## [Try it]
Determine the number of lines in the data below that contain the string "жала", and respond with that number alone.

## [Task inputs]
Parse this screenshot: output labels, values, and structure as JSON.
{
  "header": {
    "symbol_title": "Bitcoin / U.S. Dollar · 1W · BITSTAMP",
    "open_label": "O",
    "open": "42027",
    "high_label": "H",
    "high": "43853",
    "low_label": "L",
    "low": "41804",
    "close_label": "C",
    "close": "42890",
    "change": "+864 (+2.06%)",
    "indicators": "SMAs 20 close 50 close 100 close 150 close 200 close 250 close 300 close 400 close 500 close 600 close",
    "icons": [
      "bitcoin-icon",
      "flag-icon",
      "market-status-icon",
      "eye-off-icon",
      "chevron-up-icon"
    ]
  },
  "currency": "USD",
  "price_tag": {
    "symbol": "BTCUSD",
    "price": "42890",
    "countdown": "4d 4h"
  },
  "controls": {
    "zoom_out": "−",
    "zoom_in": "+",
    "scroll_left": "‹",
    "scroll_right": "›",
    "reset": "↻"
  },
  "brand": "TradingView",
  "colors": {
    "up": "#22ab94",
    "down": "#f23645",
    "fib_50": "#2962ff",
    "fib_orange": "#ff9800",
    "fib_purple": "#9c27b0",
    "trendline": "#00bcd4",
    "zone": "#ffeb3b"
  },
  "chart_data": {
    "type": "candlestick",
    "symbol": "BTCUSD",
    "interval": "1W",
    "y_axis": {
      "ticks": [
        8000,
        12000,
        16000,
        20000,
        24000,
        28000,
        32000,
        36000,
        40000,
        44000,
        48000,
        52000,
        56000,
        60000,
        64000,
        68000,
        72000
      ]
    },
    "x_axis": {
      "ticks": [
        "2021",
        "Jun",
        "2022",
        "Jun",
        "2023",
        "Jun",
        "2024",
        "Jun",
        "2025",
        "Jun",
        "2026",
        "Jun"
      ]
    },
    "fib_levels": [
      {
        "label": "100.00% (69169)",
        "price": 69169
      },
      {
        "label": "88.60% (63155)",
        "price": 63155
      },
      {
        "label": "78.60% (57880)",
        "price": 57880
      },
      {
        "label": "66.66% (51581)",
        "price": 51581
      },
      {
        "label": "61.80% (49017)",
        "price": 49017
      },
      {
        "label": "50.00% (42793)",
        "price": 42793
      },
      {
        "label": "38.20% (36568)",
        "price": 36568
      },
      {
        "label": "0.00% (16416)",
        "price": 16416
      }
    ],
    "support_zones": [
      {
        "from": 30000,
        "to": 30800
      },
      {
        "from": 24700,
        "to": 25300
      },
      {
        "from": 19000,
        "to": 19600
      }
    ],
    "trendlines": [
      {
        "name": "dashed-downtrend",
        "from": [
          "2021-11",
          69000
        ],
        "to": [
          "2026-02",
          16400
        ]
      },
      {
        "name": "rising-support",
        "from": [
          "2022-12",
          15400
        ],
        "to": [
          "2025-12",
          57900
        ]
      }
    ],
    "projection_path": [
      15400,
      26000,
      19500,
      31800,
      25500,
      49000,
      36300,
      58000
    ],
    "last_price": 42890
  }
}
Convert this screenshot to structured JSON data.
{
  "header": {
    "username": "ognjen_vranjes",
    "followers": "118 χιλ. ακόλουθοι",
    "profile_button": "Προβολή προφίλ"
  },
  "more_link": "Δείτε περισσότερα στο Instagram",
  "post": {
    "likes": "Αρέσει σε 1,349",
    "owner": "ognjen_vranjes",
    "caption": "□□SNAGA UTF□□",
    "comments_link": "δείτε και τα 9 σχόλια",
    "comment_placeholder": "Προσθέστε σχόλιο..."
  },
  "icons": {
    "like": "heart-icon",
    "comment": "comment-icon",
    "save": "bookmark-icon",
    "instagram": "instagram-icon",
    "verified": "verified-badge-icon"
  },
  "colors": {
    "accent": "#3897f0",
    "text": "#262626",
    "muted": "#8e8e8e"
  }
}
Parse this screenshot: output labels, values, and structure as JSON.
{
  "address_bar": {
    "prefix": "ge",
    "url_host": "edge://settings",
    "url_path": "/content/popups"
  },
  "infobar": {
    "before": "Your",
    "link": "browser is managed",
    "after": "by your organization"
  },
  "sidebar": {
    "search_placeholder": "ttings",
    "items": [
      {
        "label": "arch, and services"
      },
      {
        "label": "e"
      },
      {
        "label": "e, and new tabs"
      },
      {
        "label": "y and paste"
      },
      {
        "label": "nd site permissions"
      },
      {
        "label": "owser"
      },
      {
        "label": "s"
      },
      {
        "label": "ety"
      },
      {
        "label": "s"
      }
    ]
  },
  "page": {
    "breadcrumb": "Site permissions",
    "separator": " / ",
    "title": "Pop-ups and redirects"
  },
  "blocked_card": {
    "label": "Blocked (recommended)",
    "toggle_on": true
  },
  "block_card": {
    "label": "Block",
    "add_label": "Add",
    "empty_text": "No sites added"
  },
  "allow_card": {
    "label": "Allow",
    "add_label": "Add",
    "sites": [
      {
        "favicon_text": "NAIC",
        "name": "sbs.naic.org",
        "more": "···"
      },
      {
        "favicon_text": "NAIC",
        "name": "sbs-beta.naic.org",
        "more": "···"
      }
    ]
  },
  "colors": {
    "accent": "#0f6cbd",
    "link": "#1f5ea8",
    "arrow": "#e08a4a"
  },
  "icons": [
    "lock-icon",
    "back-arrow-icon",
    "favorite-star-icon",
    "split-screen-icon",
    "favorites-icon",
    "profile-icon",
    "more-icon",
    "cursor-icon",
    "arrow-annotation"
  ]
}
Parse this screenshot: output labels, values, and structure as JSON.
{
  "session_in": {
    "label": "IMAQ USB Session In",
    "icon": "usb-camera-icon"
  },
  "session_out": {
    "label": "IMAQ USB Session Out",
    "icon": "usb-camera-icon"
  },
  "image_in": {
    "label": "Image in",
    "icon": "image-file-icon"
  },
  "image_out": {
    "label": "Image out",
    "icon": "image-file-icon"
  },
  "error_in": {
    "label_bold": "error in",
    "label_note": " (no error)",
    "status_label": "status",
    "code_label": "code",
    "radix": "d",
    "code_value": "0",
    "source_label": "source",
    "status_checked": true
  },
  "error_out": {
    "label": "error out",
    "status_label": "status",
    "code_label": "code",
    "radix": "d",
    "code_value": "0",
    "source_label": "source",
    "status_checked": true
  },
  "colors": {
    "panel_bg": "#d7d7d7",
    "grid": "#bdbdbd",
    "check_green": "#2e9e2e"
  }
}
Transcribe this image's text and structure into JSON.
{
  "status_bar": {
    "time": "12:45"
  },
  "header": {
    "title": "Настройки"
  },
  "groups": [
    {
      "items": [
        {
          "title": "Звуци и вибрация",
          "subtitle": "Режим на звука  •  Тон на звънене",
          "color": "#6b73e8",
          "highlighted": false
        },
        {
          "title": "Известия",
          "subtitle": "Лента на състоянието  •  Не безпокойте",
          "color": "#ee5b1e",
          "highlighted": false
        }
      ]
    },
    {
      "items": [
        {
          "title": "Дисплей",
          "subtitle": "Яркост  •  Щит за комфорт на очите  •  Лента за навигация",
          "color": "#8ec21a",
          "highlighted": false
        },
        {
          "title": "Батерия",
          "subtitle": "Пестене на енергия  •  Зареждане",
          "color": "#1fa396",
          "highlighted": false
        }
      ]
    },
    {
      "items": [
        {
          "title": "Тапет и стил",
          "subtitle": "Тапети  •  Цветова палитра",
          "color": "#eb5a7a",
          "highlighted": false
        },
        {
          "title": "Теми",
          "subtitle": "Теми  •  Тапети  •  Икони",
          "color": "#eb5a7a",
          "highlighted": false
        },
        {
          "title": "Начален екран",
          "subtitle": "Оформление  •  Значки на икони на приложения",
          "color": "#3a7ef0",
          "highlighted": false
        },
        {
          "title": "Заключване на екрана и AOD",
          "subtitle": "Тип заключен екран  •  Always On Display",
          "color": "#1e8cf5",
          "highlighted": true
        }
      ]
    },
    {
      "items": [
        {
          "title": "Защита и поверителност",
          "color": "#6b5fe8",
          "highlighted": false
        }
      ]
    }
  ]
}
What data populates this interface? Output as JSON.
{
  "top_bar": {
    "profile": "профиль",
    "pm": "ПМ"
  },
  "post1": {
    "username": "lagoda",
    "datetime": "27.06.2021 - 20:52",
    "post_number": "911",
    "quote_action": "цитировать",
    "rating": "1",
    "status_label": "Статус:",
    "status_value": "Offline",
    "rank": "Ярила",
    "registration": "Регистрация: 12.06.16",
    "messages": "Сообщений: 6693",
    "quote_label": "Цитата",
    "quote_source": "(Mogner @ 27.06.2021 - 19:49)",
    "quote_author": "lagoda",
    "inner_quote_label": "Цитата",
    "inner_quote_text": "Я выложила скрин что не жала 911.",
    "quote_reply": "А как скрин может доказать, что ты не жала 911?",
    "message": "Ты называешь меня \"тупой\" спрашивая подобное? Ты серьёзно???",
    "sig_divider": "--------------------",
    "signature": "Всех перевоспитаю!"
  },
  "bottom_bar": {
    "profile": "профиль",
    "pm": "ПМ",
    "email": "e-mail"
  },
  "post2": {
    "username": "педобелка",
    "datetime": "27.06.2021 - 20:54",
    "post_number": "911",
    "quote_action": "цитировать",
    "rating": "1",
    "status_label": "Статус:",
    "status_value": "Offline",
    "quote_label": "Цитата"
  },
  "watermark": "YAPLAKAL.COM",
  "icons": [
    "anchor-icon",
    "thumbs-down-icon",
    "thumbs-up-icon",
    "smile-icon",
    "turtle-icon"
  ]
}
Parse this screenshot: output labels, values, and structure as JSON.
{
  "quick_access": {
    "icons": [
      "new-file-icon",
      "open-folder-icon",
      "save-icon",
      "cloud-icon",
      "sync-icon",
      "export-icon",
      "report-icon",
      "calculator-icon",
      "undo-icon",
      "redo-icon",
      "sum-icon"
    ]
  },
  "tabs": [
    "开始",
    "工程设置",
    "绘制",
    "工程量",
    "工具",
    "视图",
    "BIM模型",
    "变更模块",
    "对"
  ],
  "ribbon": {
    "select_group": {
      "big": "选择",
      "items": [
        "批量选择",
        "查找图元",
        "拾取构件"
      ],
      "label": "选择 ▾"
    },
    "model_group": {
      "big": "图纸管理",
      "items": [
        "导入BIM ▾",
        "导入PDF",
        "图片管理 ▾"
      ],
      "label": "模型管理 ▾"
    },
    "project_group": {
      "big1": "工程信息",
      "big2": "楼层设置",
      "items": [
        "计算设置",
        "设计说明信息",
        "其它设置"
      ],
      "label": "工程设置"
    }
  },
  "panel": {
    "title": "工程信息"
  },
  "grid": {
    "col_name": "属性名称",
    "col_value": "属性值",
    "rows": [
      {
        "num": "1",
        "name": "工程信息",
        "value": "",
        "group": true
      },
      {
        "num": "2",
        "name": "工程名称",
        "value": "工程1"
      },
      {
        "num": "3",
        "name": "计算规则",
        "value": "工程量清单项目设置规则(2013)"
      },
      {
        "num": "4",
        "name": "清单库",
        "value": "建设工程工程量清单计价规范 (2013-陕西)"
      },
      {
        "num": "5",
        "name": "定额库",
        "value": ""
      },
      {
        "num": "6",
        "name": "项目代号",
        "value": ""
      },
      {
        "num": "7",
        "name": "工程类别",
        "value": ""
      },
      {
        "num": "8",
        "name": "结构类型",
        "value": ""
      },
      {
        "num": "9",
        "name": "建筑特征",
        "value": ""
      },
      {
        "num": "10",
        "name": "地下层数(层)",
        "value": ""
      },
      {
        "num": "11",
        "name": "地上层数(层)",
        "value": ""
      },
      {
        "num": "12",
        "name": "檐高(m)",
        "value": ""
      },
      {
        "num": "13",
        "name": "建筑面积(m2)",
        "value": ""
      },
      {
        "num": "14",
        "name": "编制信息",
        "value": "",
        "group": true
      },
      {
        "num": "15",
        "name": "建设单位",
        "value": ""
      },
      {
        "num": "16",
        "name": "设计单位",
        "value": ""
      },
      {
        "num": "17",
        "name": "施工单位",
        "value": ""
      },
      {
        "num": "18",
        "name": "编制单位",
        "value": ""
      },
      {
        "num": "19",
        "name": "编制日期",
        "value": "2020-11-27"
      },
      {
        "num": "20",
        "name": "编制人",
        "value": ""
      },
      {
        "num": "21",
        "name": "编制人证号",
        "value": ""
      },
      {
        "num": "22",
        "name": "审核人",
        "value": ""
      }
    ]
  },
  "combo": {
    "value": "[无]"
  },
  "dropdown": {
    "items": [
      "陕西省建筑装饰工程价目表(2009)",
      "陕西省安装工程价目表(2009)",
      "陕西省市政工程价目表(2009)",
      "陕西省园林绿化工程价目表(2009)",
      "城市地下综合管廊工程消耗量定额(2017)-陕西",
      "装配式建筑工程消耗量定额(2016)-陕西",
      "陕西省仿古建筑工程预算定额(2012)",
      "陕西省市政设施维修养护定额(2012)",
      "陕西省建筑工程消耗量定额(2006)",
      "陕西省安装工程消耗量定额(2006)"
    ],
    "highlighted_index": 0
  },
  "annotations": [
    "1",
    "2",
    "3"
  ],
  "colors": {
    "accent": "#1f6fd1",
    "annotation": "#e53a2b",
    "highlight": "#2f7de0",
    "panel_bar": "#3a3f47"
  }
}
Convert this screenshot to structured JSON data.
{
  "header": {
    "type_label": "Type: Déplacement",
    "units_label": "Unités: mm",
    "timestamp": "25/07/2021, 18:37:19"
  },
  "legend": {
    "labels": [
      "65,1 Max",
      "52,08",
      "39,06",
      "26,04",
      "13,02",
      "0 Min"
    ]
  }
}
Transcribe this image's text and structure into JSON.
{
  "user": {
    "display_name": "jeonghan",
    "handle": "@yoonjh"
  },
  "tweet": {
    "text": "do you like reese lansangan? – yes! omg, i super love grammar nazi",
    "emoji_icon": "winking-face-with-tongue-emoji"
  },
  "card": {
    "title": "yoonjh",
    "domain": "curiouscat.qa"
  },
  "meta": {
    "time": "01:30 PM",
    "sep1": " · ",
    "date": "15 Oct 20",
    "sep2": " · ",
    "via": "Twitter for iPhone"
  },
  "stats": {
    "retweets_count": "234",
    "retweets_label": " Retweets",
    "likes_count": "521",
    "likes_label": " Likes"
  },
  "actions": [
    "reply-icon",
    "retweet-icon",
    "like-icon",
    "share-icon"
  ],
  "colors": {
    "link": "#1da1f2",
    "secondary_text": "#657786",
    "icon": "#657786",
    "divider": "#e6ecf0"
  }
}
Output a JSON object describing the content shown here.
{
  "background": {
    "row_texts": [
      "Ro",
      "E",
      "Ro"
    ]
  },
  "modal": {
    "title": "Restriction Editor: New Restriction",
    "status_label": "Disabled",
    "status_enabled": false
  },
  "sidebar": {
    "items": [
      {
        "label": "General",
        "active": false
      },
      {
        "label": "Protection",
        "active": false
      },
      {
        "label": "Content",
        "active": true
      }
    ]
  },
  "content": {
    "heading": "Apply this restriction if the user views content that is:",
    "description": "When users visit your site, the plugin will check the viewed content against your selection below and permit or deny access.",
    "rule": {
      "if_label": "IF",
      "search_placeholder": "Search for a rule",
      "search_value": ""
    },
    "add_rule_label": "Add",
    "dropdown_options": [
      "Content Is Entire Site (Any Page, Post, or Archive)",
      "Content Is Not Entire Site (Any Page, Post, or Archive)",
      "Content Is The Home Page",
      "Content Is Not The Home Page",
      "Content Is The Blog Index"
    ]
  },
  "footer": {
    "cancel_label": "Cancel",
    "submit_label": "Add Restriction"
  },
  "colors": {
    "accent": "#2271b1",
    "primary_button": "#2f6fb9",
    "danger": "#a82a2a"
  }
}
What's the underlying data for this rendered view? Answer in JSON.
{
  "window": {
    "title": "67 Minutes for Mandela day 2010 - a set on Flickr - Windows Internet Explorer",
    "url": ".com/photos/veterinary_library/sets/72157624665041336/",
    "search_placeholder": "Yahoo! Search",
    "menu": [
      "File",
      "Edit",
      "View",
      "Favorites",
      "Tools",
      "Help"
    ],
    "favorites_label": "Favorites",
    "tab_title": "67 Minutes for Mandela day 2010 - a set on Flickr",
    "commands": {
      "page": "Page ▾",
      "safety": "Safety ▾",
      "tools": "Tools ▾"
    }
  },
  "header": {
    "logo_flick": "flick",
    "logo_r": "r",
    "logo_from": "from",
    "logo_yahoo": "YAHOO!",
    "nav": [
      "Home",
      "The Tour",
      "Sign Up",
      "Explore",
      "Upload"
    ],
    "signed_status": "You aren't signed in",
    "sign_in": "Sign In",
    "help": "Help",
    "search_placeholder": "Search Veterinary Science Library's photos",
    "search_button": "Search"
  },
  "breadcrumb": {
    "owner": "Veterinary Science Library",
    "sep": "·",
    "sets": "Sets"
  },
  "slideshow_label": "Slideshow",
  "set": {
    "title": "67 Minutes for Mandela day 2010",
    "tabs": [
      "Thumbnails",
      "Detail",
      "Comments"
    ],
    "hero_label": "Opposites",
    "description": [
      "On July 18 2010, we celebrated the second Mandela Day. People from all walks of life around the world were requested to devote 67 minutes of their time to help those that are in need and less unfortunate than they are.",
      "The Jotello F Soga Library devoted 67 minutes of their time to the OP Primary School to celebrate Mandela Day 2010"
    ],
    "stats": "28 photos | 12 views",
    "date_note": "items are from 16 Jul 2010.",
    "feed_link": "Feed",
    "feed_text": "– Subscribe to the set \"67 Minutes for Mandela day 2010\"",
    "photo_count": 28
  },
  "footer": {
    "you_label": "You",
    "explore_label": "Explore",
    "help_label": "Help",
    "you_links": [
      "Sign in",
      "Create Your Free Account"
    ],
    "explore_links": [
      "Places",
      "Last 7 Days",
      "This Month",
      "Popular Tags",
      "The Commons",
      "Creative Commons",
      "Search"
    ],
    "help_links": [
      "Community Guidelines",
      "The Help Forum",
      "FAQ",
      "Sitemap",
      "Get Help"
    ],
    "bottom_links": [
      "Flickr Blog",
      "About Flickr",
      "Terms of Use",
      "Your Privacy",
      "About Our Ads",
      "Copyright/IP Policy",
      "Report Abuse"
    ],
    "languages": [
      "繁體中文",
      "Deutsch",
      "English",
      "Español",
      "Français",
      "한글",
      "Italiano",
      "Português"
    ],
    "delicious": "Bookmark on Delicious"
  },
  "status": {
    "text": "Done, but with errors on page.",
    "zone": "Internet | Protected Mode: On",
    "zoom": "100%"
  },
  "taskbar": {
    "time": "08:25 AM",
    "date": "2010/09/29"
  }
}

## [The completed task]
2